These last 16 years have flown by so fast. I have lived and studied in 5 different countries, not counting the other 7 countries I have also worked in or traveled to. Since I left my family I have learned to speak and write Spanish, German, and Italian and to read Latin and Greek. I have learned how to play trumpet, Japanese-drums, and guitar. I have received 2 degrees in philosophy, and 1 in theology. I have learned how to drive a car. (I already knew how to drive a tractor). I have learned how to preach Spiritual Exercises (without anyone falling asleep) and how to provide mentoring to children and spiritual direction to adults. I have picked up numerous card tricks and can even put on a magic show for kids.
As a religious, I have learned to spend a daily hour in prayer (without getting bored); how to live totally detached from material things; how to sing and direct Gregorian chant; how to live in community with everything in common; how to obey a human being as a representative of God’s will; how to love souls with a deep and pure love, without seeking self-interests; and how to trust entirely in God’s providence, never knowing what adventures or trials tomorrow will hold.
It was only a few months ago that I was on the phone with my mother:
“Good news, mom. The date for my ordination is set! December 12, 2011.”
“Congratulations, Nathan! You know, there’s something I never told you before. I think it’s time to share a story with you: It all started on the day you were born. As I held you in my arms for the first time—we were both wearing matching blue patient wrist bands—I wondered….”
FR NATHAN ANDREW MILLER was born in Ohio on July 16, 1979, he is the third in a family of 14 children. He was homeschooled until 10th grade, when in 1995 he continued high school at Immaculate Conception Apostolic School in Cheshire, Connecticut.

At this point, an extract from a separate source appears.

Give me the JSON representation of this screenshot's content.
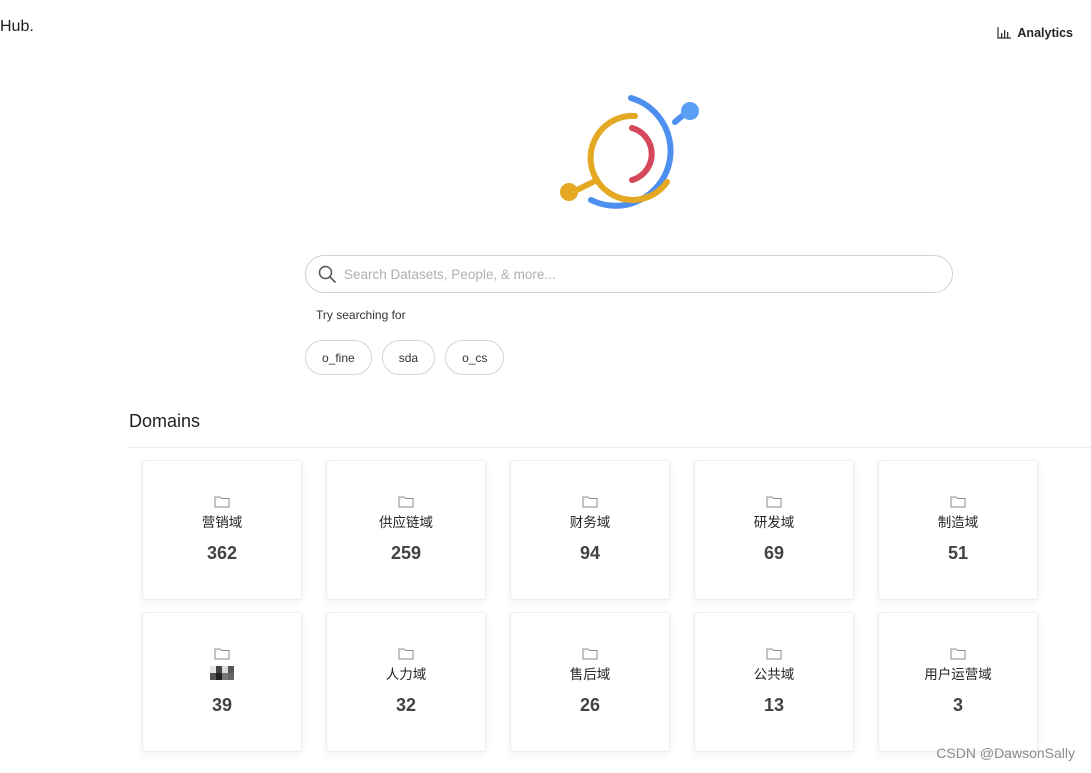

In 1997, he entered novitiate. He made his first profession at the novitiate in Bad Münstereifel, Germany, in 1999, and his perpetual profession in 2008. He did youth work and family ministry for six years in Texas and Austria. He holds a licentiate in philosophy and a bachelor’s degree in theology from the Pontifical Regina Apostolorum College in Rome. He is currently studying for a licentiate in spiritual theology, with a specialization in family life.